Task item
Extract every line from the records below that contains the word "桃園公共自行車即時服務資料".

Given entries
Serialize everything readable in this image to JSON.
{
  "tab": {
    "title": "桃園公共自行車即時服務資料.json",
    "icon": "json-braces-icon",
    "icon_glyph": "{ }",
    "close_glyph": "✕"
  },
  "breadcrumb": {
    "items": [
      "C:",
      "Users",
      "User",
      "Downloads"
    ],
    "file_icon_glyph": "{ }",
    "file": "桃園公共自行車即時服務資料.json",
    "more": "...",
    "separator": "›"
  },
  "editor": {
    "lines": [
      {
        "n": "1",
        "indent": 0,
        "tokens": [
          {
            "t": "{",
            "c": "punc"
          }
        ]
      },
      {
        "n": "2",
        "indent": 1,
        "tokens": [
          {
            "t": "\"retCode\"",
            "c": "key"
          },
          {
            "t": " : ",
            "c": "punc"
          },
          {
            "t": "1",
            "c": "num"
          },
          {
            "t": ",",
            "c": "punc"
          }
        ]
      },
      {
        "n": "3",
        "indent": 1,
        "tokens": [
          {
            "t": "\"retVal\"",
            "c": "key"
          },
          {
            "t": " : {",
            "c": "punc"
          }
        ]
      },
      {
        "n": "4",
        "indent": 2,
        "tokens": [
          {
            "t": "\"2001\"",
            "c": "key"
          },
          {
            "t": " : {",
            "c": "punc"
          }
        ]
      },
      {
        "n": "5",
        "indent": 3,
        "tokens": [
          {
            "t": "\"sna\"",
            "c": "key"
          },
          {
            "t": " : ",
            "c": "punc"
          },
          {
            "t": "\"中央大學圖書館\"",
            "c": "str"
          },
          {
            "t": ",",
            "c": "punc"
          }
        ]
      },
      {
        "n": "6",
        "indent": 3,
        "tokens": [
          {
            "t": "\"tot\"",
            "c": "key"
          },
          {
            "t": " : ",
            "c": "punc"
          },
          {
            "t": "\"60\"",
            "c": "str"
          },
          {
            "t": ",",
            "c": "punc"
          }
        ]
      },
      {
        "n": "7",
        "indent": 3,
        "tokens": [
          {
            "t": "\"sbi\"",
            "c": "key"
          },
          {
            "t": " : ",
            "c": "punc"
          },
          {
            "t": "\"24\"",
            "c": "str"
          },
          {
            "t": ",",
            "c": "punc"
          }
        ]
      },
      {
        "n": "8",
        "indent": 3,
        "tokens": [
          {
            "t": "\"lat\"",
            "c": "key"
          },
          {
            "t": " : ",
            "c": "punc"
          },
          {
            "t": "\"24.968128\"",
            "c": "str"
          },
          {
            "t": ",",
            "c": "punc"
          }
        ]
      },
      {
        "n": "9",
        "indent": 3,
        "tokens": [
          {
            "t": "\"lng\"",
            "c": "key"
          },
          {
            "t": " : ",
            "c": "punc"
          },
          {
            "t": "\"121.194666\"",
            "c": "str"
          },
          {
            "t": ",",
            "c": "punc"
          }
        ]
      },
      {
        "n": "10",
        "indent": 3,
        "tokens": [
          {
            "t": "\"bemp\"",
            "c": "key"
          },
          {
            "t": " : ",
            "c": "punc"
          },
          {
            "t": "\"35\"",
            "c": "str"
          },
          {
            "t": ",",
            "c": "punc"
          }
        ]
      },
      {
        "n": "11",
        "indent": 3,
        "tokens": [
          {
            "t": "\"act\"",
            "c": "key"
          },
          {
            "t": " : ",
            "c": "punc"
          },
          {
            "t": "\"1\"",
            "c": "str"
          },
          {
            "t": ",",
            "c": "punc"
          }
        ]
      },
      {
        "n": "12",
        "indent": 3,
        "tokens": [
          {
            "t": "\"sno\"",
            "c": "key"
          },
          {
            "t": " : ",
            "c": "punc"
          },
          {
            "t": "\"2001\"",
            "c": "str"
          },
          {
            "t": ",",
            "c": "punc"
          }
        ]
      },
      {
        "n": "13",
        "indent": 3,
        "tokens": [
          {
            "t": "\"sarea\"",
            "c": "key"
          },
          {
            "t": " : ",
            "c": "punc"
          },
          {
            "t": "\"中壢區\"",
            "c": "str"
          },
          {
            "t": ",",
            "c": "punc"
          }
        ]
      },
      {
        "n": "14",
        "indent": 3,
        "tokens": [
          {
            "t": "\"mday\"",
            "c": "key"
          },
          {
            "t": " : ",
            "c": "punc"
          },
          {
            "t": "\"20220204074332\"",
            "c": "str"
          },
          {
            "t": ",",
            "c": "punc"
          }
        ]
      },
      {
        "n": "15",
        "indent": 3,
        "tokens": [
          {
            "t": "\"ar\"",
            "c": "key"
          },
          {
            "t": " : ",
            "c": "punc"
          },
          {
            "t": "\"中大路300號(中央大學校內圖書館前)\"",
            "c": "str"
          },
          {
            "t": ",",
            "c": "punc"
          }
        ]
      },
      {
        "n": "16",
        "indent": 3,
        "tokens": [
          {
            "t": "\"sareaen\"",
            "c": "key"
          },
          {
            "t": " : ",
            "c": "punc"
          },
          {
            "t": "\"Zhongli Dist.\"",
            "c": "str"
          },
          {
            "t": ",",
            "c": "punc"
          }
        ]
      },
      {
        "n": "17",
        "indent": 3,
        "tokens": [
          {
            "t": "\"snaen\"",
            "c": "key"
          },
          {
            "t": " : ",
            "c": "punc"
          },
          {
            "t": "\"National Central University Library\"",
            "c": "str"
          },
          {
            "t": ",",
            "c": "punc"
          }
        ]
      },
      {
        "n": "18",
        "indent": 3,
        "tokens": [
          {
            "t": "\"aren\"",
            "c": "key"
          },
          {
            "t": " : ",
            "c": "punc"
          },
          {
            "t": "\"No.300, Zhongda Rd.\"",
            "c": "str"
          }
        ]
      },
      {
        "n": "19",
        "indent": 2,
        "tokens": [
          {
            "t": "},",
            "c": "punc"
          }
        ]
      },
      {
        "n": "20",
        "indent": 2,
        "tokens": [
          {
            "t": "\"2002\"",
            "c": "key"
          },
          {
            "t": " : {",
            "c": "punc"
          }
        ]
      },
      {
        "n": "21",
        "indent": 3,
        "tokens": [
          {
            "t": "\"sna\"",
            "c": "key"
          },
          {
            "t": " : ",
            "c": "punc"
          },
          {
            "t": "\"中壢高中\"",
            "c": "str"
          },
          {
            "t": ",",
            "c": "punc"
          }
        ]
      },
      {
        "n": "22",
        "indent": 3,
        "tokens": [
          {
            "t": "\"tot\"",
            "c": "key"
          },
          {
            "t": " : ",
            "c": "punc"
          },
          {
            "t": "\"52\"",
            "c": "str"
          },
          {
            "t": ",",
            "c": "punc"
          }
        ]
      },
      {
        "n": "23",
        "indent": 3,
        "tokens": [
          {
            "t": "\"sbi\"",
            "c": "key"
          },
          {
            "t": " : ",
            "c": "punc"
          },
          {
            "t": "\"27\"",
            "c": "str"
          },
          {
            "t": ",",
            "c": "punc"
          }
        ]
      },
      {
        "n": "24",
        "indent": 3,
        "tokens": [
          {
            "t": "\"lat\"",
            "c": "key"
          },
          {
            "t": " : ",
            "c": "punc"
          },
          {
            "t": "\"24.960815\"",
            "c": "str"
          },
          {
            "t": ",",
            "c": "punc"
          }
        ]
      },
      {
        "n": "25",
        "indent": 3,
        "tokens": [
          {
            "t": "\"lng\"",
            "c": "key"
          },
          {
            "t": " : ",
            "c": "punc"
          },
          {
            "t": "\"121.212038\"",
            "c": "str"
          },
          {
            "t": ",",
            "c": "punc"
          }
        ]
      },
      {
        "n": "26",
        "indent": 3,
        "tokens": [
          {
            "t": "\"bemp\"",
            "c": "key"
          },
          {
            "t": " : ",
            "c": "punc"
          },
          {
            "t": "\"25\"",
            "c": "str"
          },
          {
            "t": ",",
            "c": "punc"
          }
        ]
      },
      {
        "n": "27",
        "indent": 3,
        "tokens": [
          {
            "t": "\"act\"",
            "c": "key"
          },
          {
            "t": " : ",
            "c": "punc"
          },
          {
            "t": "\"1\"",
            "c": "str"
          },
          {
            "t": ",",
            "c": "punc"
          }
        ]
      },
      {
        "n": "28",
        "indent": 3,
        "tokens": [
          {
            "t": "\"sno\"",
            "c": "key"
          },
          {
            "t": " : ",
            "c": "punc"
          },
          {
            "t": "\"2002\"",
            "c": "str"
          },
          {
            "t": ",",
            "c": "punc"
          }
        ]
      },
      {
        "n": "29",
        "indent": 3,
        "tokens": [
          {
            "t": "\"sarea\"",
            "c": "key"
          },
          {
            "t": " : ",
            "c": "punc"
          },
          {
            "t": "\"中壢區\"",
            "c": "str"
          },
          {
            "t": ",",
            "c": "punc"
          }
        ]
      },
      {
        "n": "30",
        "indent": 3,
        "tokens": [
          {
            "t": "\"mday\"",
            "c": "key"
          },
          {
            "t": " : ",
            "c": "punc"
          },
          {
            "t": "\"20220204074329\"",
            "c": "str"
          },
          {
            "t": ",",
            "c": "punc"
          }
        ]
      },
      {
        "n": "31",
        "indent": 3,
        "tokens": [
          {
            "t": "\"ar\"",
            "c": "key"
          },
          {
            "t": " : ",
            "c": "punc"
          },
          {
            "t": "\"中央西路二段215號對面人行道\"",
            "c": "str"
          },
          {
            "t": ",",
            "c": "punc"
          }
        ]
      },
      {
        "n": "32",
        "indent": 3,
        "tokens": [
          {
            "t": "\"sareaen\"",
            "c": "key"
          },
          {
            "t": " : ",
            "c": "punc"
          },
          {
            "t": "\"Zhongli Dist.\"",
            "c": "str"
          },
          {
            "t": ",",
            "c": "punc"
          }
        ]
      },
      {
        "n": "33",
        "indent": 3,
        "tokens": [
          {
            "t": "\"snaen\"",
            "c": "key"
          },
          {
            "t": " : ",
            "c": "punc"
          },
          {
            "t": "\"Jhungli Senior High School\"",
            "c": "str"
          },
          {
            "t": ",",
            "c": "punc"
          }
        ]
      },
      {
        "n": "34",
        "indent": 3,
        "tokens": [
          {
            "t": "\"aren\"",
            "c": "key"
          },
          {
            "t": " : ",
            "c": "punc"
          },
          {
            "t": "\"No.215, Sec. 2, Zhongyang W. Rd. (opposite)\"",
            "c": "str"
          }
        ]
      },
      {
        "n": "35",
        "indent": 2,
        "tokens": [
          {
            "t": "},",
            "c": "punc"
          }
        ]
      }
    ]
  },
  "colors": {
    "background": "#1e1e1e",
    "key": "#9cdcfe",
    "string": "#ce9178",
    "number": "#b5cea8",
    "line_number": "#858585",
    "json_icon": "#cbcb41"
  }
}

Answer to the exercise
    "title": "桃園公共自行車即時服務資料.json",
    "file": "桃園公共自行車即時服務資料.json",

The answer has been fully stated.